Software development, quantified

The noop/none scheduler

Although they’re technically schedulers, the noop (single-queue) and none (multi-queue) schedulers don’t actually do anything—as soon as a request is waiting and the disk is available, the request is passed on.

The block layer itself will do a minimal amount of merging of pending requests before sending them to the scheduler, but it’s not common for this to happen.

Because this scheduler does no additional queuing, it’s actually a great choice for any single-process/threaded workload that does mostly synchronous I/O—no queuing means no extra CPU overhead for each I/O request.

Synchronous I/O includes traditional reads (as opposed to async reads), DIRECT reads, and writes that are either DIRECT or followed by a sync. If you’re running a single-process/threaded database, there’s a good chance that it could fall into this category. On the other hand, anything that does async reads or bare writes (i.e. not followed by a sync) would probably benefit from some real queuing.

Of course, the only way to determine the right scheduler for your workload is to try each one out.
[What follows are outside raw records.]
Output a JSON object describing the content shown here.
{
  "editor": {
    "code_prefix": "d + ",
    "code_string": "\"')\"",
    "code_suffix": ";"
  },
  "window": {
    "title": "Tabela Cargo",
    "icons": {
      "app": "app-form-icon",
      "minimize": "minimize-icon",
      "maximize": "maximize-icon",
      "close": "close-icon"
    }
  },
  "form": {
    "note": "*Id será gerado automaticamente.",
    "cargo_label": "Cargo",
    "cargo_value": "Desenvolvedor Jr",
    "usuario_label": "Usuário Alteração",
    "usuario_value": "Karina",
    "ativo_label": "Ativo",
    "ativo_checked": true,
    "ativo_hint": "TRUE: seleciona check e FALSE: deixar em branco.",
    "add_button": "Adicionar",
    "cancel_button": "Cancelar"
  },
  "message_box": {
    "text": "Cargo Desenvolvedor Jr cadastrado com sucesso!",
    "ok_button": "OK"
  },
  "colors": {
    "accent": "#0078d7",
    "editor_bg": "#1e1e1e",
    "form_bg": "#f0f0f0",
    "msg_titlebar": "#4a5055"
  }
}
Using I/O Manager, you can easily change a drive’s current scheduler to perform a comparison.

Read about the other schedulers: